    Video African Youth with HIV Urge More Support

    HIV, the virus that causes AIDS, is the top killer of teens in sub-Saharan Africa. But many youths say their experience with the virus is unique and needs to be addressed differently than the adult epidemic. VOA South African Correspondent Anita Powell reports.
    Video

    Video Poor Residents in Cleveland Not Feeling High Hopes of Republican Convention

    With the Republican Party's National Convention underway in Cleveland, Ohio, delegates and visitors are gathered in the host city's downtown - waiting to hear from the party's presidential candidate, Donald Trump. But a few kilometers from the convention's venue, Cleveland's poorest residents are not convinced Trump or his policies will make a difference in their lives. VOA's Ramon Taylor spoke with some of these residents as well as some of the Republican delegates and filed this report.
    Video

    Video Pop-Up Art Comes to Your Living Room, Backyard and Elsewhere

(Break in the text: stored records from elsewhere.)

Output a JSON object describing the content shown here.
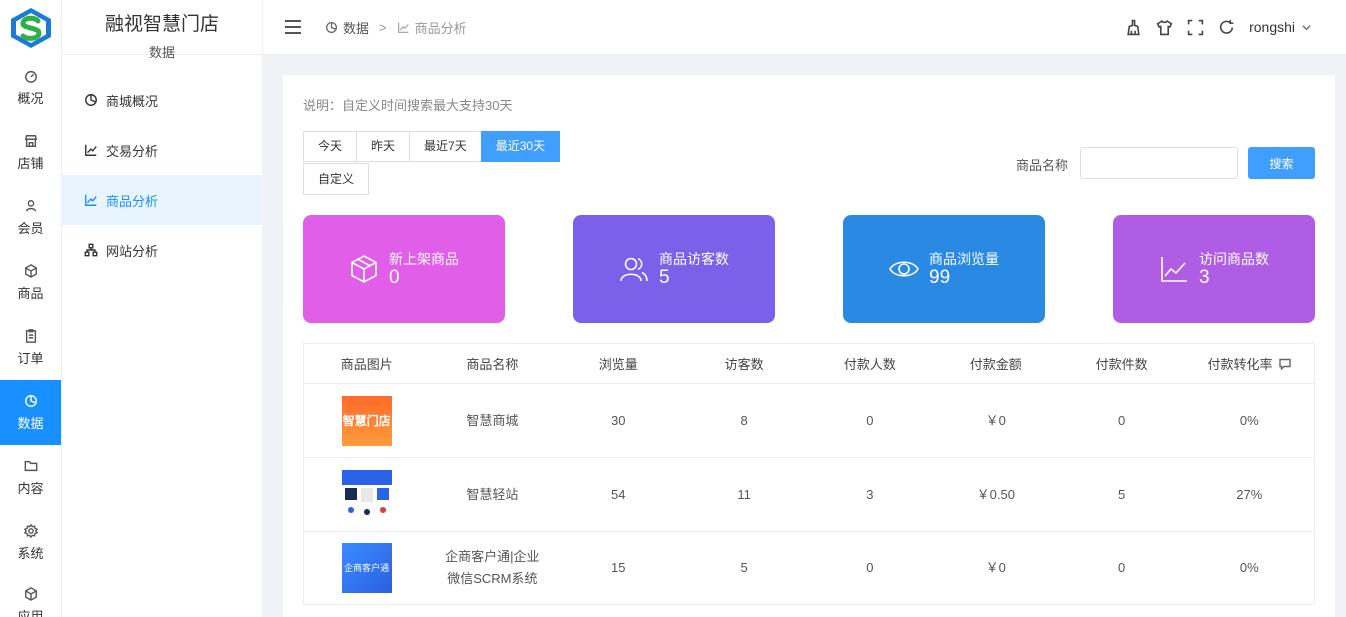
{
  "rail": {
    "items": [
      {
        "label": "概况",
        "icon": "gauge-icon"
      },
      {
        "label": "店铺",
        "icon": "store-icon"
      },
      {
        "label": "会员",
        "icon": "user-icon"
      },
      {
        "label": "商品",
        "icon": "cube-icon"
      },
      {
        "label": "订单",
        "icon": "clipboard-icon"
      },
      {
        "label": "数据",
        "icon": "pie-chart-icon",
        "active": true
      },
      {
        "label": "内容",
        "icon": "folder-icon"
      },
      {
        "label": "系统",
        "icon": "gear-icon"
      },
      {
        "label": "应用",
        "icon": "app-cube-icon"
      }
    ]
  },
  "brand": {
    "name": "融视智慧门店",
    "section": "数据"
  },
  "subnav": {
    "items": [
      {
        "label": "商城概况",
        "icon": "pie-chart-icon"
      },
      {
        "label": "交易分析",
        "icon": "trend-icon"
      },
      {
        "label": "商品分析",
        "icon": "trend-icon",
        "active": true
      },
      {
        "label": "网站分析",
        "icon": "sitemap-icon"
      }
    ]
  },
  "header": {
    "breadcrumb": {
      "root": "数据",
      "separator": ">",
      "current": "商品分析"
    },
    "username": "rongshi"
  },
  "main": {
    "note": "说明：自定义时间搜索最大支持30天",
    "ranges": [
      "今天",
      "昨天",
      "最近7天",
      "最近30天"
    ],
    "active_range": "最近30天",
    "custom_label": "自定义",
    "search": {
      "label": "商品名称",
      "value": "",
      "button": "搜索"
    },
    "stats": [
      {
        "label": "新上架商品",
        "value": "0",
        "color": "#e15ee8",
        "icon": "box-icon"
      },
      {
        "label": "商品访客数",
        "value": "5",
        "color": "#7b60ea",
        "icon": "users-icon"
      },
      {
        "label": "商品浏览量",
        "value": "99",
        "color": "#2a8ae3",
        "icon": "eye-icon"
      },
      {
        "label": "访问商品数",
        "value": "3",
        "color": "#b05de6",
        "icon": "line-chart-icon"
      }
    ],
    "table": {
      "columns": [
        "商品图片",
        "商品名称",
        "浏览量",
        "访客数",
        "付款人数",
        "付款金额",
        "付款件数",
        "付款转化率"
      ],
      "rows": [
        {
          "thumb": "智慧门店",
          "name": "智慧商城",
          "views": "30",
          "visitors": "8",
          "buyers": "0",
          "amount": "￥0",
          "count": "0",
          "rate": "0%"
        },
        {
          "thumb": "",
          "name": "智慧轻站",
          "views": "54",
          "visitors": "11",
          "buyers": "3",
          "amount": "￥0.50",
          "count": "5",
          "rate": "27%"
        },
        {
          "thumb": "企商客户通",
          "name": "企商客户通|企业微信SCRM系统",
          "views": "15",
          "visitors": "5",
          "buyers": "0",
          "amount": "￥0",
          "count": "0",
          "rate": "0%"
        }
      ]
    }
  }
}
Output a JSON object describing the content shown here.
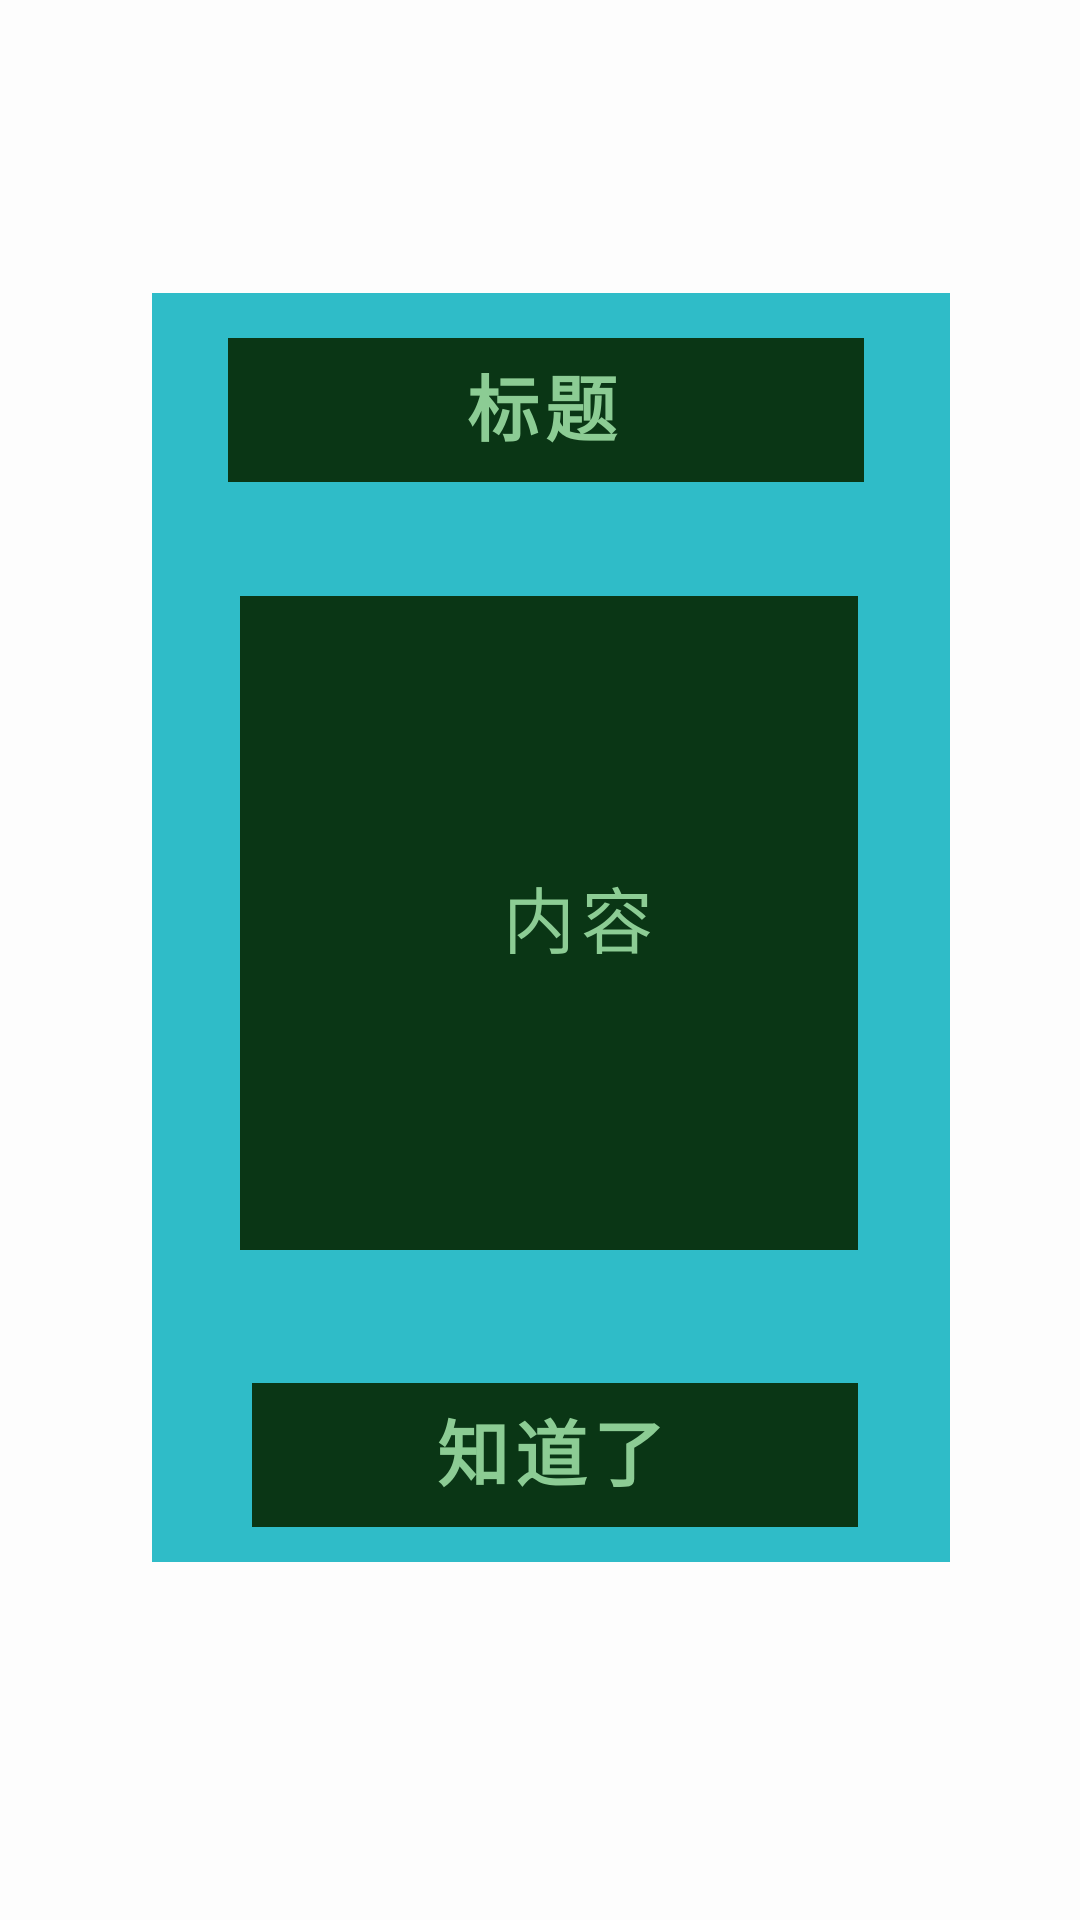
{
  "dialog": {
    "title": "标题",
    "content": "内容",
    "confirm_label": "知道了"
  },
  "colors": {
    "page_background": "#fdfdfd",
    "dialog_background": "#2fbcc8",
    "box_background": "#0a3615",
    "text": "#8ccc94"
  }
}
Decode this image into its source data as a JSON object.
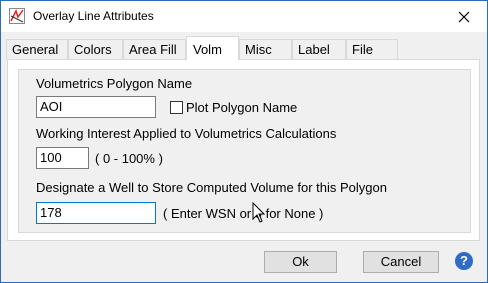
{
  "window": {
    "title": "Overlay Line Attributes"
  },
  "tabs": [
    {
      "label": "General"
    },
    {
      "label": "Colors"
    },
    {
      "label": "Area Fill"
    },
    {
      "label": "Volm"
    },
    {
      "label": "Misc"
    },
    {
      "label": "Label"
    },
    {
      "label": "File"
    }
  ],
  "active_tab": "Volm",
  "volm": {
    "polygon_name_label": "Volumetrics Polygon Name",
    "polygon_name_value": "AOI",
    "plot_polygon_name_label": "Plot Polygon Name",
    "plot_polygon_name_checked": false,
    "working_interest_label": "Working Interest Applied to Volumetrics Calculations",
    "working_interest_value": "100",
    "working_interest_hint": "( 0 - 100% )",
    "well_label": "Designate a Well to Store Computed Volume for this Polygon",
    "well_value": "178",
    "well_hint": "( Enter WSN or 0 for None )"
  },
  "buttons": {
    "ok": "Ok",
    "cancel": "Cancel",
    "help": "?"
  },
  "colors": {
    "accent": "#0078d7",
    "help": "#2f6cc8",
    "button": "#e1e1e1"
  }
}
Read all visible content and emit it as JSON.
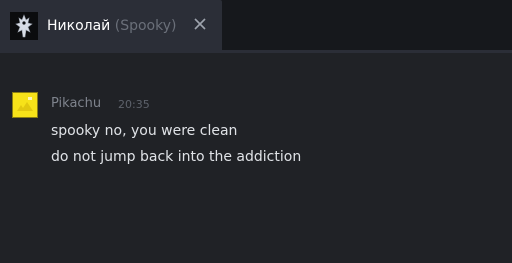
{
  "tab": {
    "name": "Николай",
    "nickname": "(Spooky)",
    "close_icon": "close-icon"
  },
  "message": {
    "author": "Pikachu",
    "time": "20:35",
    "lines": [
      "spooky no, you were clean",
      "do not jump back into the addiction"
    ]
  }
}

    Around the world, independent artists and musicians wrestle with a common problem: where to exhibit or perform? Traditional spaces such as museums and galleries are reserved for bigger names, and renting a space is not feasible for many. Enter ArtsUp, which connects artists with venue owners. Whether it’s a living room, restaurant, office or even a boat, pop-up events are bringing music and art to unexpected places. Tina Trinh has more.
    Video

    Video With Yosemite as Backdrop, Obama Praises National Parks

    Last month, President Barack Obama and his family visited some of the most beautiful national parks in the U.S. Using the majestic backdrop of a towering waterfall in California's Yosemite National Park, Obama praised the national park system which celebrates its 100th anniversary this year. He talked about the importance of America’s “national treasures” and the need to protect them from climate change and other threats. VOA’s Julie Taboh reports.
    Video

    Video Counter-Islamic State Coalition Plots Next Steps

    As momentum shifts against Islamic State in Iraq, discussions are taking place about the next steps for driving the terrorist group from its final strongholds. Secretary of State John Kerry is hosting a counter-IS meeting at the State Department, a day after defense ministers from more than 30 countries reviewed and agreed upon a course of action. VOA Pentagon correspondent Carla Babb reports.
    Video

    Video Russia's Participation at Brazil Olympic Games Still In Question

    The International Olympic Committee has delayed a decision on whether to ban all Russian teams from competing in next month's Olympic Games in Brazil over allegations of an elaborate doping scheme. The World Anti-Doping Agency recently released an independent report alleging widespread doping by Russian athletes at the 2014 Winter Olympics in Sochi. So far, only Russian track and field athletes have been barred from the Summer Games in Brazil. VOA's Zlatica Hoke has more.
    Video

    Video Scotland’s Booming Whisky Industry Fears Brexit Hangover

    After Britain’s vote to leave the European Union, Scotland’s government wants to break away from the United Kingdom – fearing the nation’s exports are at risk. Among the biggest of these is whisky. Henry Ridgwell reports on a time of turmoil for those involved in the ancient art of distilling Scotland’s most famous product.
    Video

    Video Millennials Could Determine Who Wins Race to White House

    With only four months to go until Americans elect a new president, one group of voters is getting a lot more attention these days: those ages 18 to 35, a generation known as millennials. It’s a demographic that some analysts say could have the power to decide the 2016 election. But a lot depends on whether they actually turn out to vote. VOA’s Alexa Lamanna reports.

    Special Report

    Adrift The Invisible African Diaspora

    World Currencies

    EUR
    USD
    0.9079
    JPY
    USD
    106.10
    GBP
    USD
    0.7636
    CAD
    USD
    1.3106
    INR
    USD
    67.076

    Rates may not be current.